This article was originally posted by PLOS Paleo editor Jon Tennant over at Discover Magazine on January 11, 2016, featuring a paper published last week in PLOS ONE. We bring you a snippet of the article here, and encourage you to head over to Discover Magazine’s D-Brief blog to read the article in its entirety.
Spinosaurus gained a notorious reputation in Jurassic Park 3 (spoiler alert), stomping on to the screen to take down the mighty T. rex in a rather memorable duel. Since gaining global fame on the silver screen, researchers now believe Spinosaurus was an adept swimmer, terrorizing local inhabitants of ancient river systems in North Africa some 100 million years ago.

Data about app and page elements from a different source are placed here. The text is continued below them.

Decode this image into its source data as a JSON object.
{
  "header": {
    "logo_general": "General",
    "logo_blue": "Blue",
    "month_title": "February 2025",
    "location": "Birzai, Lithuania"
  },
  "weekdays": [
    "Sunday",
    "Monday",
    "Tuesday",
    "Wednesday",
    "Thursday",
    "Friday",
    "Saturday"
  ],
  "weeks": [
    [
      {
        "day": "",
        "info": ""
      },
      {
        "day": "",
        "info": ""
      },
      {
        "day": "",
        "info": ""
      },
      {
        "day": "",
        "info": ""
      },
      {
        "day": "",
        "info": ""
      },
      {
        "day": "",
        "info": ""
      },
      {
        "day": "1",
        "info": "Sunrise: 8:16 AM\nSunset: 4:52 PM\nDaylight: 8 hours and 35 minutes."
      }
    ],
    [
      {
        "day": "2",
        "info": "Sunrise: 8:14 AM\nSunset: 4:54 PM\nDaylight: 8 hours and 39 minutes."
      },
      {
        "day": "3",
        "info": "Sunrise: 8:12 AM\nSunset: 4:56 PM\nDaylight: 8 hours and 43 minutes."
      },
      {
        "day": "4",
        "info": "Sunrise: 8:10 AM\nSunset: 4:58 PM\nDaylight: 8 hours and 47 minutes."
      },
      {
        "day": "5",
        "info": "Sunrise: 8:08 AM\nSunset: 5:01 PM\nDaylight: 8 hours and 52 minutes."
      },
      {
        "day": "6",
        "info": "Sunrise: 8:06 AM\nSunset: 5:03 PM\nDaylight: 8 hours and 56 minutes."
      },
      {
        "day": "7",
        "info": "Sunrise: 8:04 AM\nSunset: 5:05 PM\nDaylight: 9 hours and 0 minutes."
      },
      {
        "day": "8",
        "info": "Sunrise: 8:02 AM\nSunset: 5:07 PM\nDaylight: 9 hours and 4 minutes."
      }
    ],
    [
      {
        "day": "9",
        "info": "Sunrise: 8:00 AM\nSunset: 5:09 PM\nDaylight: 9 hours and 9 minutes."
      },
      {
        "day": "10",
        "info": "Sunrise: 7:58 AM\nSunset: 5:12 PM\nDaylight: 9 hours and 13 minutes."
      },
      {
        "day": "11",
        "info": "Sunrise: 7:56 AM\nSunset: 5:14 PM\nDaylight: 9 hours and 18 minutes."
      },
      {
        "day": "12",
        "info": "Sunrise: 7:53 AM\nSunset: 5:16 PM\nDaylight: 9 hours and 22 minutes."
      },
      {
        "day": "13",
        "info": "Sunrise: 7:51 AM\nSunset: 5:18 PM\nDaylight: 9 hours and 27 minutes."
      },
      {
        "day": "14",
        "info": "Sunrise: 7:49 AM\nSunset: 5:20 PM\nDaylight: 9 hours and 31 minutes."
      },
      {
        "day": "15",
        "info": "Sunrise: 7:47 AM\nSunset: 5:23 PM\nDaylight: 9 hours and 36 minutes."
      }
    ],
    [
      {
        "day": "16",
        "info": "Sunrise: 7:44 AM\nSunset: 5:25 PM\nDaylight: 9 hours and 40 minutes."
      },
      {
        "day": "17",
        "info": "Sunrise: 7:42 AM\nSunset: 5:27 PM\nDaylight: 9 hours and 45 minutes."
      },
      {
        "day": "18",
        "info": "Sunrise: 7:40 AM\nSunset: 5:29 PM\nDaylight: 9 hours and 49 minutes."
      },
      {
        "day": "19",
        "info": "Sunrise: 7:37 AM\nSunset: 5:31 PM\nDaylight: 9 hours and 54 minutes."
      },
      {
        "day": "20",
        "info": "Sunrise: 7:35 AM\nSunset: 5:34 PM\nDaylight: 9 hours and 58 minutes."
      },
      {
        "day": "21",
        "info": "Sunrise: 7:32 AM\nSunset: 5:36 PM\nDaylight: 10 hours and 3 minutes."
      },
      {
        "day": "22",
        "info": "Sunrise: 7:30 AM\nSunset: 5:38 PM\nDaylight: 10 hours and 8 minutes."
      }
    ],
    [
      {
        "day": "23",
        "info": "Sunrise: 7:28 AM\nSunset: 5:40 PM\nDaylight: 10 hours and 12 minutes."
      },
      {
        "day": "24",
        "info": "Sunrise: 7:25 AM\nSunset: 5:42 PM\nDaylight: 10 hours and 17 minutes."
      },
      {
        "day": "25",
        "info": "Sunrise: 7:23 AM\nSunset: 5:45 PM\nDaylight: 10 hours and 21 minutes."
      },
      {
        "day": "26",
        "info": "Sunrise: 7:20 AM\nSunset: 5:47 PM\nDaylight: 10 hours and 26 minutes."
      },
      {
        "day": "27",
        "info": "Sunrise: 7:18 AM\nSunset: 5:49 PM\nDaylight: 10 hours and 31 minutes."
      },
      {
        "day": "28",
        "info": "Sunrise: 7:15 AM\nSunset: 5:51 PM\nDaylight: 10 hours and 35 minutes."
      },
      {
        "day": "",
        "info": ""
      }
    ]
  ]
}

A new study of the jaws of Spinosaurus indicates that it may have devoured its prey much like a giant pelican or modern snakes, opening its jaws wide to swallow unlucky critters whole. New fossils from rocks dating to the Cretaceous period from southeastern Morocco, known as the Kem-Kem beds, show that spinosaurs were able to widen their jaws and greatly open the pharynx to swallow over-sized chunks of food.
Read the complete, original article over at Discover Magazine’s website: